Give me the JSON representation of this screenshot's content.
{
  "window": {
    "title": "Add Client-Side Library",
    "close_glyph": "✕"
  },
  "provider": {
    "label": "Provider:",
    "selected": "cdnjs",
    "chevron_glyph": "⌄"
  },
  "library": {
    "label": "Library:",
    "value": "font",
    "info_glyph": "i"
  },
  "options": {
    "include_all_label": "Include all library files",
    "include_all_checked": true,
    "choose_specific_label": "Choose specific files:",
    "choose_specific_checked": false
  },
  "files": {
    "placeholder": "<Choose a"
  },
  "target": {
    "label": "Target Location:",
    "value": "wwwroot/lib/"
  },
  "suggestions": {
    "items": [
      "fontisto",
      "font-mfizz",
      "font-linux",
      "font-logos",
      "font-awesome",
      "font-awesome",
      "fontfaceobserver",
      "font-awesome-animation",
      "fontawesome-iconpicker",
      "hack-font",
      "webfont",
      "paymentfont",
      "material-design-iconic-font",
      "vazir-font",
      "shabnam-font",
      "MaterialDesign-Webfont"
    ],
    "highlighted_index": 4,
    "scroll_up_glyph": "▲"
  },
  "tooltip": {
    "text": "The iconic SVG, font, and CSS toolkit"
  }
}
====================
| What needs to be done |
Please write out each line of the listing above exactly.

| Exercise answer |
Give me the JSON representation of this screenshot's content.
{
  "window": {
    "title": "Add Client-Side Library",
    "close_glyph": "✕"
  },
  "provider": {
    "label": "Provider:",
    "selected": "cdnjs",
    "chevron_glyph": "⌄"
  },
  "library": {
    "label": "Library:",
    "value": "font",
    "info_glyph": "i"
  },
  "options": {
    "include_all_label": "Include all library files",
    "include_all_checked": true,
    "choose_specific_label": "Choose specific files:",
    "choose_specific_checked": false
  },
  "files": {
    "placeholder": "<Choose a"
  },
  "target": {
    "label": "Target Location:",
    "value": "wwwroot/lib/"
  },
  "suggestions": {
    "items": [
      "fontisto",
      "font-mfizz",
      "font-linux",
      "font-logos",
      "font-awesome",
      "font-awesome",
      "fontfaceobserver",
      "font-awesome-animation",
      "fontawesome-iconpicker",
      "hack-font",
      "webfont",
      "paymentfont",
      "material-design-iconic-font",
      "vazir-font",
      "shabnam-font",
      "MaterialDesign-Webfont"
    ],
    "highlighted_index": 4,
    "scroll_up_glyph": "▲"
  },
  "tooltip": {
    "text": "The iconic SVG, font, and CSS toolkit"
  }
}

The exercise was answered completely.